It should also be pointed out that the Reclaim Storage (RCLSTG) command automatically forces all mounted file systems to be unmounted, including all UDFSs.

Users of temporary file systems must also be aware that the storage for the objects isn’t accounted for against the owning user profile's maximum storage allowed, nor against the process. Therefore, it’s possible for a user to own objects whose storage totals more than the maximum allowed for the user profile. The Retrieve Directory Information (RTVDIRINF) command can be used to manage this storage.

Objects in a temporary UDFS can be secured like any other object in the IFS with one exception. Objects in a temporary UDFS may not be secured with an authorization list. Otherwise, the owner and primary group may be assigned as well as user and *PUBLIC authority.

Other restrictions include:
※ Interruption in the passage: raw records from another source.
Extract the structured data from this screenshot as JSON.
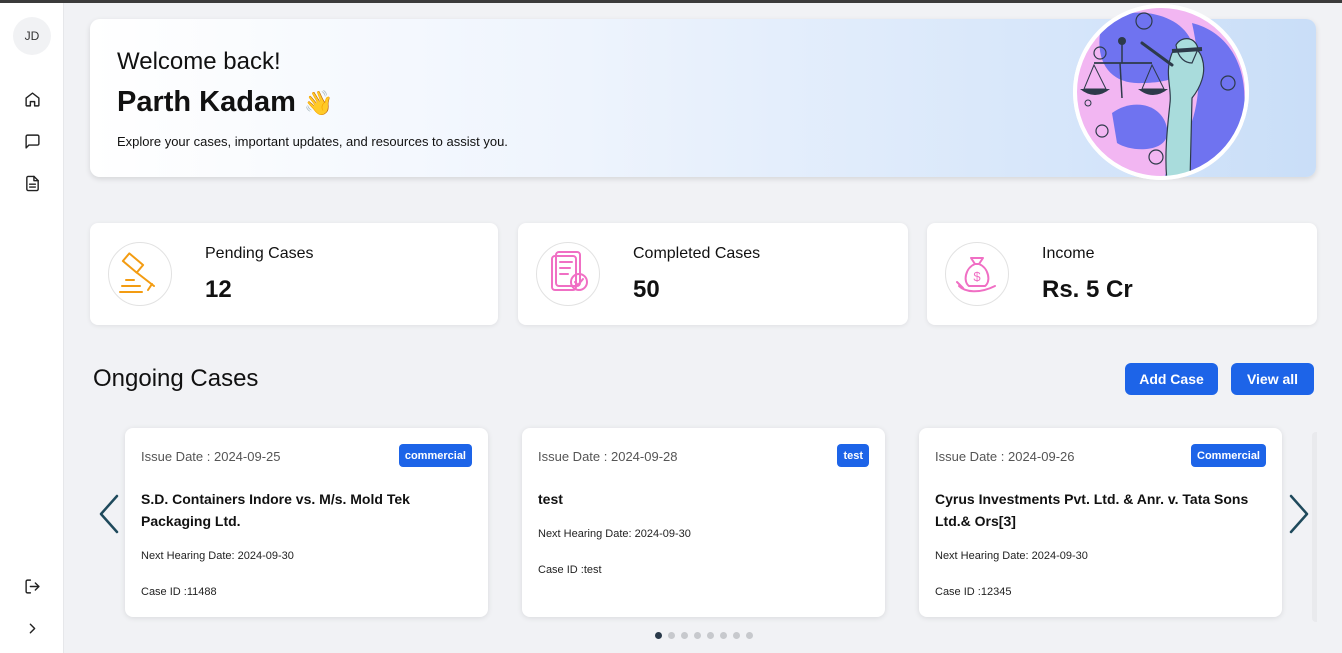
{
  "sidebar": {
    "avatar_initials": "JD",
    "icons": [
      "home-icon",
      "chat-icon",
      "document-icon",
      "logout-icon",
      "chevron-right-icon"
    ]
  },
  "banner": {
    "greeting": "Welcome back!",
    "name": "Parth Kadam",
    "wave_emoji": "👋",
    "subtitle": "Explore your cases, important updates, and resources to assist you."
  },
  "stats": [
    {
      "label": "Pending Cases",
      "value": "12",
      "icon": "gavel-icon",
      "color": "#f39c12"
    },
    {
      "label": "Completed Cases",
      "value": "50",
      "icon": "checklist-icon",
      "color": "#f06fc4"
    },
    {
      "label": "Income",
      "value": "Rs. 5 Cr",
      "icon": "money-bag-icon",
      "color": "#f06fc4"
    }
  ],
  "ongoing": {
    "title": "Ongoing Cases",
    "add_button": "Add Case",
    "view_all_button": "View all",
    "cases": [
      {
        "issue_date": "Issue Date : 2024-09-25",
        "tag": "commercial",
        "title": "S.D. Containers Indore vs. M/s. Mold Tek Packaging Ltd.",
        "hearing": "Next Hearing Date: 2024-09-30",
        "case_id": "Case ID :11488"
      },
      {
        "issue_date": "Issue Date : 2024-09-28",
        "tag": "test",
        "title": "test",
        "hearing": "Next Hearing Date: 2024-09-30",
        "case_id": "Case ID :test"
      },
      {
        "issue_date": "Issue Date : 2024-09-26",
        "tag": "Commercial",
        "title": "Cyrus Investments Pvt. Ltd. & Anr. v. Tata Sons Ltd.& Ors[3]",
        "hearing": "Next Hearing Date: 2024-09-30",
        "case_id": "Case ID :12345"
      }
    ],
    "pagination": {
      "total_pages": 8,
      "current_page": 1
    }
  },
  "colors": {
    "primary": "#1d64e8",
    "background": "#f1f2f5",
    "arrow": "#1f4a5c"
  }
}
  • Users may not save objects from, nor restore objects into, a temporary file system.
  • User journaling of temporary objects isn’t allowed.
  • Extended attributes aren’t supported for temporary objects.
  • Object signing of temporary objects isn’t allowed.

Is a temporary file system a good fit for you? It’d be impossible to list all the situations where a temporary file system may be used, but if you (or your application) use integrated file system objects that are considered temporary and contain noncritical data, then you may want to consider using a temporary file system for those objects.


The author of this week's post is Margaret Fenlon. Margaret is the team leader of the IFS and servers development team in the IBM i development lab. Thanks, Margaret!

Posted November 2, 2009| Permalink